PROBLEM STATEMENT |
List each line of the data that holds the word "time".
[Start of Attachment]
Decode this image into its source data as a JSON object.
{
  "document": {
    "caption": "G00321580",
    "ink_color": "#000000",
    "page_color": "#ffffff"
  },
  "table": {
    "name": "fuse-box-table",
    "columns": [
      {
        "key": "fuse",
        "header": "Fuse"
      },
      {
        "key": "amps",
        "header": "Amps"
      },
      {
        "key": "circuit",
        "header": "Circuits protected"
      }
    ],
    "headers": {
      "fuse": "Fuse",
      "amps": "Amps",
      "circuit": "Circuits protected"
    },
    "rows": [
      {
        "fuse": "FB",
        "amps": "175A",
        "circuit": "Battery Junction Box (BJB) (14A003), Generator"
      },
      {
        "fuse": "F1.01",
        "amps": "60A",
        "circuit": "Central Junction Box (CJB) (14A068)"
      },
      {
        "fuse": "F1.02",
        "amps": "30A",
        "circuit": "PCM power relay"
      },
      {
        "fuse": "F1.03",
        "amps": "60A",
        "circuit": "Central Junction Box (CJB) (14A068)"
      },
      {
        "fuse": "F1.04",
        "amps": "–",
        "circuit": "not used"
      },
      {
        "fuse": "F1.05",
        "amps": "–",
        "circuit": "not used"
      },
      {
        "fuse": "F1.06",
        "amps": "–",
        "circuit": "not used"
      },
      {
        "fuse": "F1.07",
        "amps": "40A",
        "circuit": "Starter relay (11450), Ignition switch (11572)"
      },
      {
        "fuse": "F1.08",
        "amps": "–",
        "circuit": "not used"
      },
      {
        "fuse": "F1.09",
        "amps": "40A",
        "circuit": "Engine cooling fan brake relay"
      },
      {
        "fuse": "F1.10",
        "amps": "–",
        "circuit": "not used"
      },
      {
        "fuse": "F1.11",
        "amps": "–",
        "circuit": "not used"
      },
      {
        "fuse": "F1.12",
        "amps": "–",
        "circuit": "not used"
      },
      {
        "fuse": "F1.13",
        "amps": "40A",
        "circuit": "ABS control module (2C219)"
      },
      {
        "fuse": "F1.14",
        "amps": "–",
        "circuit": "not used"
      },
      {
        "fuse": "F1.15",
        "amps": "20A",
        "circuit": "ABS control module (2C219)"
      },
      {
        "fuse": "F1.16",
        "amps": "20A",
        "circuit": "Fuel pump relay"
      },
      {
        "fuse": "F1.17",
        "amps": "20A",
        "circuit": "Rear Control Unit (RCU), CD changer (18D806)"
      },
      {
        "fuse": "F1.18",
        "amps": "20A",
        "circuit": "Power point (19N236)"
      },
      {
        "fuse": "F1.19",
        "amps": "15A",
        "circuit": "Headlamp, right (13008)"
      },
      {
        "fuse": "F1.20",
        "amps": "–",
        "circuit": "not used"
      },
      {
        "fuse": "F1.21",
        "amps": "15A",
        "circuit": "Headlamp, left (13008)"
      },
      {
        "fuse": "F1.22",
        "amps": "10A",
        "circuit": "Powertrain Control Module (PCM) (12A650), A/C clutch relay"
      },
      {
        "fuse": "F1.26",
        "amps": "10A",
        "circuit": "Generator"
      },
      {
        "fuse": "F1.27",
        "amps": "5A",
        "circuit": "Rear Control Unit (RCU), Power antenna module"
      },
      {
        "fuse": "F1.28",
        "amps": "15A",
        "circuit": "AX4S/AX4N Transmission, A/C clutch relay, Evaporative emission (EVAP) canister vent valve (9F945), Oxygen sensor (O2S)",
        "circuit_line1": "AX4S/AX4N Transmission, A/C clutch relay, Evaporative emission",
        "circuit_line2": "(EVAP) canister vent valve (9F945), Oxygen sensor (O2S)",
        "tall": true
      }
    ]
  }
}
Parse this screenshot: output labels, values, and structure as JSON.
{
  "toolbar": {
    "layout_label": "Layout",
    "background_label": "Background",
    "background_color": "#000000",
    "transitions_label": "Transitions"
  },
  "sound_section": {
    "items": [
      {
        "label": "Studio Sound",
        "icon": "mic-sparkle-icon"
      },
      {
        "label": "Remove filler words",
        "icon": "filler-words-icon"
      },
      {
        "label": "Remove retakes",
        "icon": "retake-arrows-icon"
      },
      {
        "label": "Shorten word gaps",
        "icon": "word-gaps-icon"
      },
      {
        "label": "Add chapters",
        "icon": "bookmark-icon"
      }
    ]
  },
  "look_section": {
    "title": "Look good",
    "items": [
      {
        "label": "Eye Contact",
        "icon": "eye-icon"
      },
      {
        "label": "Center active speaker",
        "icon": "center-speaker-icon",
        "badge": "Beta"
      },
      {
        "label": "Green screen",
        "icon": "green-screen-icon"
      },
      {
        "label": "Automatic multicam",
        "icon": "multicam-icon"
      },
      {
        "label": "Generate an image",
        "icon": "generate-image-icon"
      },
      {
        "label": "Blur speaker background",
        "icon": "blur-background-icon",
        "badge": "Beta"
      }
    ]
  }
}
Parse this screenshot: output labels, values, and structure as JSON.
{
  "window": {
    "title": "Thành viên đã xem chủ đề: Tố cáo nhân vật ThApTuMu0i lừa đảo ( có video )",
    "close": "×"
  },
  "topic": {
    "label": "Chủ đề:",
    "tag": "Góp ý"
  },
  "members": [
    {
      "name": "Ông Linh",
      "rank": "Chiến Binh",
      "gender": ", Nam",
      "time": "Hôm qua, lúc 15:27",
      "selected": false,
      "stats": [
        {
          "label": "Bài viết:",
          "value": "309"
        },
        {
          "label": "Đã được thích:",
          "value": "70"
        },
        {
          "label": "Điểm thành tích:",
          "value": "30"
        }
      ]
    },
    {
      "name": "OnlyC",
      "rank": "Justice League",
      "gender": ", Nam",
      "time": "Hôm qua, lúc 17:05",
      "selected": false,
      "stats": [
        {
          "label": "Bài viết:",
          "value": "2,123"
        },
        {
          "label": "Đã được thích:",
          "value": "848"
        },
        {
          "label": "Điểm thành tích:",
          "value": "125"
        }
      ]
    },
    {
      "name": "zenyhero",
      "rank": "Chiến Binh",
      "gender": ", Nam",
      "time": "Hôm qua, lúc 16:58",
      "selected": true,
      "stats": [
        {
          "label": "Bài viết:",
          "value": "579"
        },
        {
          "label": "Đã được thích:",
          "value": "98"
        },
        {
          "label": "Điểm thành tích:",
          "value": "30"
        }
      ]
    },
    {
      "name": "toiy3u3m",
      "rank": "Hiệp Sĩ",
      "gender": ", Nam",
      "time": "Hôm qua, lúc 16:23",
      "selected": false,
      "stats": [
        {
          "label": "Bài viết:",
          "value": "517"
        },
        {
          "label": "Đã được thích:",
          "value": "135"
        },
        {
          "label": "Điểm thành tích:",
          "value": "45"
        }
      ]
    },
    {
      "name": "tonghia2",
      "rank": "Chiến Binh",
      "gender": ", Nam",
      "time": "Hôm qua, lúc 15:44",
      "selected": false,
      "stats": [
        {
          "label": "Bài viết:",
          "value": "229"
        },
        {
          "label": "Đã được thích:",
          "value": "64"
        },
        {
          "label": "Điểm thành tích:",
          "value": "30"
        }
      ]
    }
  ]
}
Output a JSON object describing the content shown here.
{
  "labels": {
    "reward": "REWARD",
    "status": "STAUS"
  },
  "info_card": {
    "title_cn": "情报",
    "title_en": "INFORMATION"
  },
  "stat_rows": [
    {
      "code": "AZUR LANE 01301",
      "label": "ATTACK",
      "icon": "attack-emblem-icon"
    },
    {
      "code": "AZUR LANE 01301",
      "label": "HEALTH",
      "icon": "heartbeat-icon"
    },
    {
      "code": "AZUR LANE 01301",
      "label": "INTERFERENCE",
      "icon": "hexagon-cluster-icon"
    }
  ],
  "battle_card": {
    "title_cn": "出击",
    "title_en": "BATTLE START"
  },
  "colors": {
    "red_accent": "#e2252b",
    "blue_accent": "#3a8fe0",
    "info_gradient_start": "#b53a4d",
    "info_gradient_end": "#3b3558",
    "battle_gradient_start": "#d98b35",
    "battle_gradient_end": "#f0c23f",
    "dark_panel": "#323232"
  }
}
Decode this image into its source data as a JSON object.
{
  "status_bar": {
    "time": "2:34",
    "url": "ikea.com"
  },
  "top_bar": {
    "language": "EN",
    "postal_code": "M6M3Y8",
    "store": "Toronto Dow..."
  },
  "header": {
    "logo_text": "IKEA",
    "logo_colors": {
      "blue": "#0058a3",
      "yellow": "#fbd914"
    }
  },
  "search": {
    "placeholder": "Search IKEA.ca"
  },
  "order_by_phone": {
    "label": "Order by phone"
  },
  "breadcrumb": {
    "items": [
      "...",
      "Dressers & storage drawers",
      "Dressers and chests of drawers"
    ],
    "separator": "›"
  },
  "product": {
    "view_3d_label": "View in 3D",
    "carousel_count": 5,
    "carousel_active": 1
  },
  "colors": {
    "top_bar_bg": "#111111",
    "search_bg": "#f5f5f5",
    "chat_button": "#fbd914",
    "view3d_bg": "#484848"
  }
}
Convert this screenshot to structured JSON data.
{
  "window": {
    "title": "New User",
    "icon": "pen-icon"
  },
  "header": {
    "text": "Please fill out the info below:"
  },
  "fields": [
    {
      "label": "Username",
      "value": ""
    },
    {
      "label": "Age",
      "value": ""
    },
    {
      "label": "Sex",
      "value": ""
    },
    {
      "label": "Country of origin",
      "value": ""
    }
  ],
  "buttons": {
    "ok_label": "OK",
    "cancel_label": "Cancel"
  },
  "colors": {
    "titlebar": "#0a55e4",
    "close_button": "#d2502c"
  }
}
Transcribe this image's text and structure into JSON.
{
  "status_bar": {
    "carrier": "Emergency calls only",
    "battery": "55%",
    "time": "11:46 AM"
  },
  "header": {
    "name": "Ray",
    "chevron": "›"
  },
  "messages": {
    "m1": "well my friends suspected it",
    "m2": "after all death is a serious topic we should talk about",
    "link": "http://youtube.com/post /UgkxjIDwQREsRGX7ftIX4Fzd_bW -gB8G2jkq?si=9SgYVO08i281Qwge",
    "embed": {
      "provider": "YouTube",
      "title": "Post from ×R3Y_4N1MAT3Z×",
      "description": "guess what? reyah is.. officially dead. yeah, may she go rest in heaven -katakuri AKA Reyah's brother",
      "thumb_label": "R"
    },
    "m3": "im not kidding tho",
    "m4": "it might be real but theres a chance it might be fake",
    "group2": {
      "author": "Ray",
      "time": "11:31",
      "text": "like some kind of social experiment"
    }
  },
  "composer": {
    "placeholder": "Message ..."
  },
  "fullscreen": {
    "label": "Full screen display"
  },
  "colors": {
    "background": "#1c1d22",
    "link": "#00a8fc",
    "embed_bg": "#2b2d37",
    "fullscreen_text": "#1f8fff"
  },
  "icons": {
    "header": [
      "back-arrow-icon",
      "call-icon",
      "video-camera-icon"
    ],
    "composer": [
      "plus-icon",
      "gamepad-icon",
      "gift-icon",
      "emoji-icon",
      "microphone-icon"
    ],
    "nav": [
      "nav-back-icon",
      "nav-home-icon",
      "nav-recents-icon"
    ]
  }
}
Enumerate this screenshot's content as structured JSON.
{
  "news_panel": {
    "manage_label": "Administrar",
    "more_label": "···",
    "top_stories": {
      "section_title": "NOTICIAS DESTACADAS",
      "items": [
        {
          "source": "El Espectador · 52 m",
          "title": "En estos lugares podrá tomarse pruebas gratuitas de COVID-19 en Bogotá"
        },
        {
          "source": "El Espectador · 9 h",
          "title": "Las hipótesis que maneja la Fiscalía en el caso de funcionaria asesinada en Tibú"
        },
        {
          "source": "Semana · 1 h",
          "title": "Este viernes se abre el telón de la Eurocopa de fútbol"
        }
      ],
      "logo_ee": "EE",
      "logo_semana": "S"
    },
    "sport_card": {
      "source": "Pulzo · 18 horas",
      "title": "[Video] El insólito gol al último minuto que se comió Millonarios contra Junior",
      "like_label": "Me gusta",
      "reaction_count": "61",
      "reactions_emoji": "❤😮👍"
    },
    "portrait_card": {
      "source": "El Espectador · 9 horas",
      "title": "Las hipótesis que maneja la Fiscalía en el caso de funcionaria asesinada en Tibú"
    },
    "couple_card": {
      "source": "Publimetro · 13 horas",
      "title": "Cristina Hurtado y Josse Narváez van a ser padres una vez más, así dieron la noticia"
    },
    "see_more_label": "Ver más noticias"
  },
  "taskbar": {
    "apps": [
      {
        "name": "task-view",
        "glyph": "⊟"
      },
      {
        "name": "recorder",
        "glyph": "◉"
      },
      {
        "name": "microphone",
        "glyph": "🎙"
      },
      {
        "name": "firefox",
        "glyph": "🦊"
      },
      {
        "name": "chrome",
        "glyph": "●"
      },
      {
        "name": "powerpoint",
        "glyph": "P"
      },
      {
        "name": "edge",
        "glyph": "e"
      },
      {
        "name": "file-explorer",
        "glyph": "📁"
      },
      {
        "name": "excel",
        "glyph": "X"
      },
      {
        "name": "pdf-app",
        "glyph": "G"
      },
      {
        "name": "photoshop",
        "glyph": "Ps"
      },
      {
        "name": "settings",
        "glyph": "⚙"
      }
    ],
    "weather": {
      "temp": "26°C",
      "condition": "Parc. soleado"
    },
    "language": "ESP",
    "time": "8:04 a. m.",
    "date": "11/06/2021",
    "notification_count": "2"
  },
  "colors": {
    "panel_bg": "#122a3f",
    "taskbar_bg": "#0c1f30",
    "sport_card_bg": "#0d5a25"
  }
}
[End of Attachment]
ANSWER AREA |
      "time": "Hôm qua, lúc 15:27",
      "time": "Hôm qua, lúc 17:05",
      "time": "Hôm qua, lúc 16:58",
      "time": "Hôm qua, lúc 16:23",
      "time": "Hôm qua, lúc 15:44",
    "time": "2:34",
    "time": "11:46 AM"
      "time": "11:31",
    "time": "8:04 a. m.",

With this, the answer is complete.